The alternative? Extending the badger cull nationwide and testing and taking out any setts showing signs of TB infection would also speed up results but they do need to get on with it. In neither case, I fear, will our politicians have the balls to do anything so simple and effective. Perhaps they should leave the TB issue alone for farmers to resolve and sort out the extra runway for a London airport!

To change the subject, this year we baled all our own barley straw, harvested before the weather broke in early August, and brought it back to bed the herd. Our herdsman Simon and the cows loved it, but because it was combined with a straw walker combine the straw was very long. It was so long the straw spreader struggled to handle it. The stuff just wrapped round the spreading discs and discharged in big lumps, wasting, as an estimate, 15%-20% of the straw and additionally giving us a number of mastitis cases. Losing upwards of £20 worth of straw a day is bad enough but then getting a burst of mastitis is even worse. So we swapped this barley with rotary cut wheat straw, and hope the reduced depth and evenness of bed keeps their teats cleaner. The beneficiaries have been our 40 plus spring born replacement heifers, which are in the photograph.

Ask farmers what they think about climate change and many will doubtless tell you it is a big con. Even more absurd than telling us to keep badgers away from grazing cattle! Politicians can no more control temperature rises than falls, but many folk see the whole thing as, quite simply, a ruse to impose new carbon taxes on the developed world.

My family has kept diaries every year since the late 1890s and, as always with farmers, the weather features large. Grandfather Owen wrote about the numerous long hot summers around the 1890s through into the early 1900s and of the terribly cold weather around Lady Day, March 1906, the day his eldest son, my own father, was born.

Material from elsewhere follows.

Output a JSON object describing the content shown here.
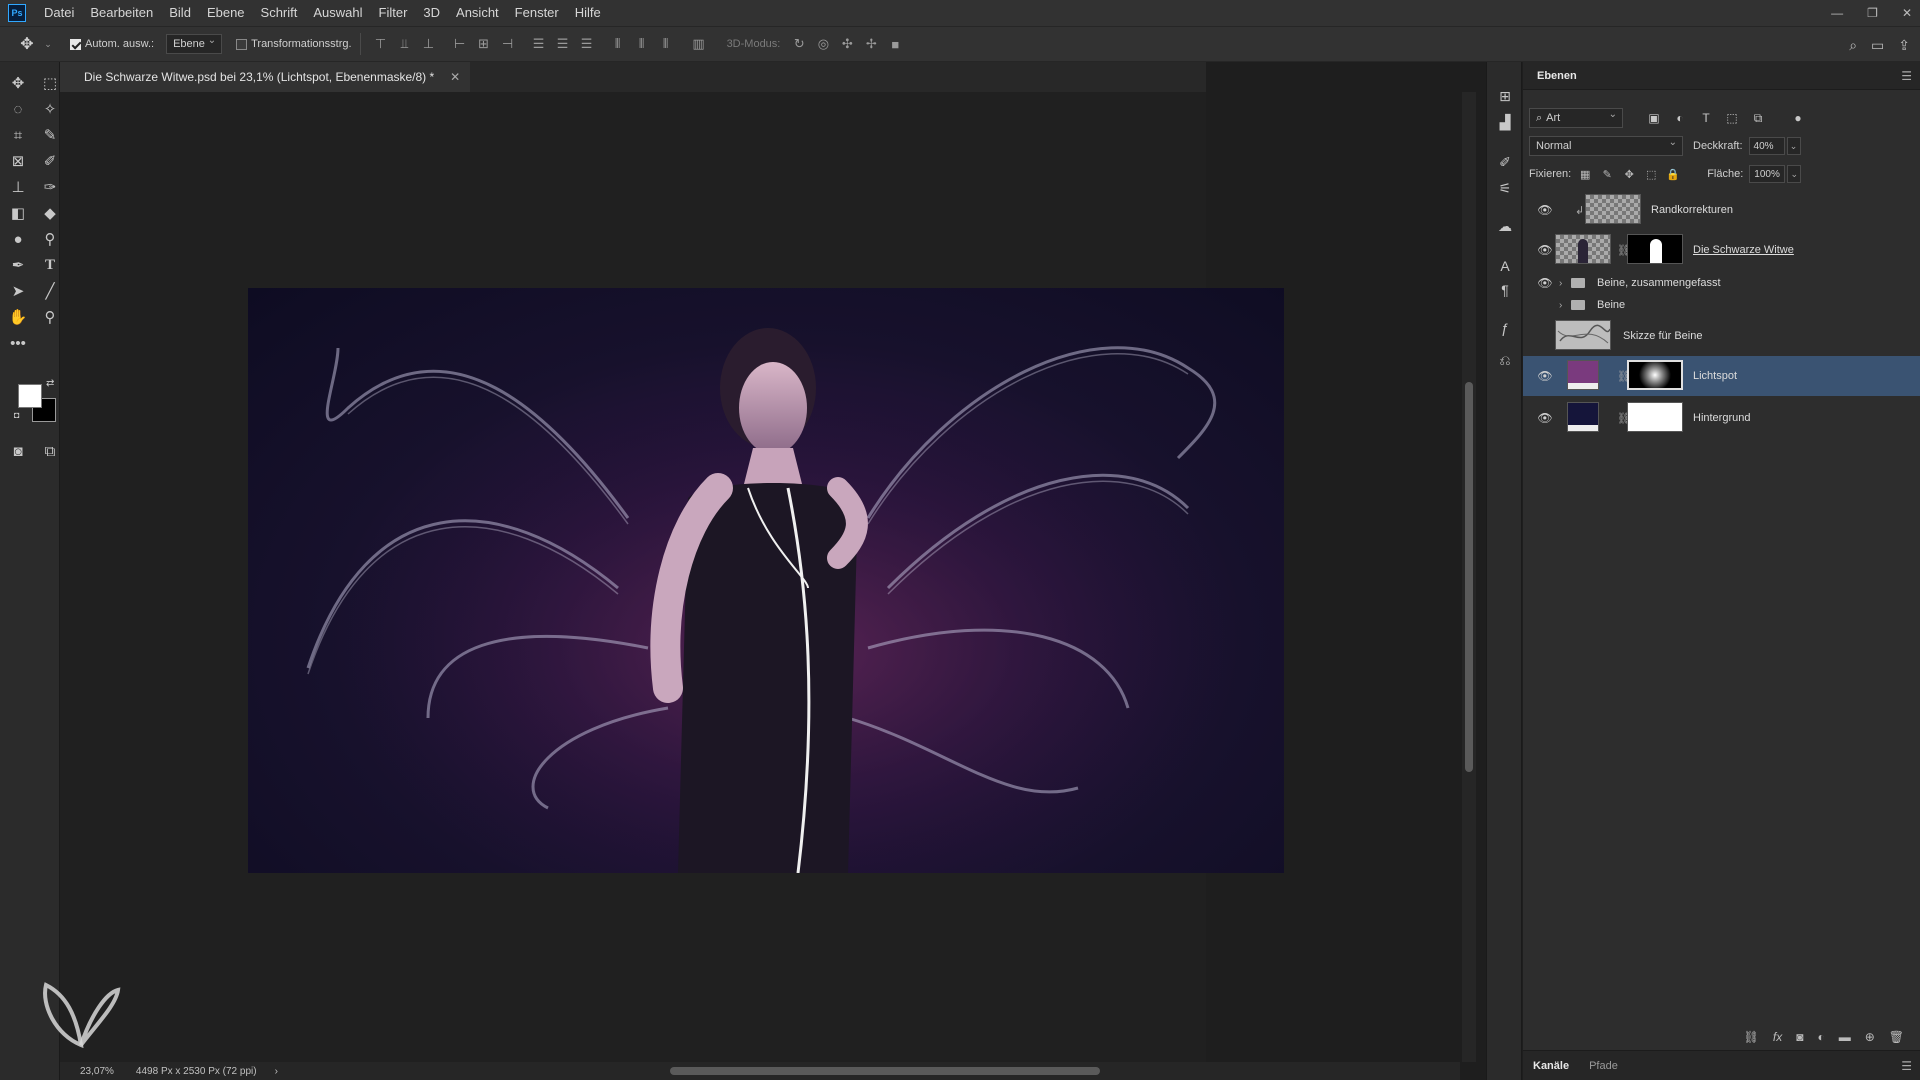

Trouble is people who don’t have records soon forget and these days are more inclined to fall for the hype of the warming fanatics who spread their stories, via cheerleaders like the BBC. It is inevitable there will be cycles of extreme weather, hot, cold, wet or windy. So they were increasingly inflated, as another big climate change conference came around back in early December, blown up out of all proportion. The Met Office even started the absurd step of naming storms, or expected storms, in the hope of creating an even bigger story. The first three of these came to nothing and then Desmond made a mess of the North West, truly awful for those affected – but nothing really new.

Of course there is no denying we do get big weather from time to time but, looking back through these family records, it is nothing we haven’t seen before. Yet the difference today is they are being used by governments as excuses for imposing taxes and restrictions to disrupt the everyday lives of millions. To achieve what? When the evolving eastern powerhouses of China and India are hell bent on trying to catch up on the last 150 years of oil and coal power, as exploited by the developed world, they naturally have little inclination to curb their own emissions. Thus it seems we in the west are simply being taken as mugs by our politicians who see it as a golden opportunity to dream up more taxes for them to squander.

Now though it seems they have even found a way to turn the world’s thermostat down by 1.5 degrees. Amazing folk politicians, yet they surely don’t really believe it – do they? The collective description that comes to mind is shysters, collectively blowing billions just to make themselves feel good.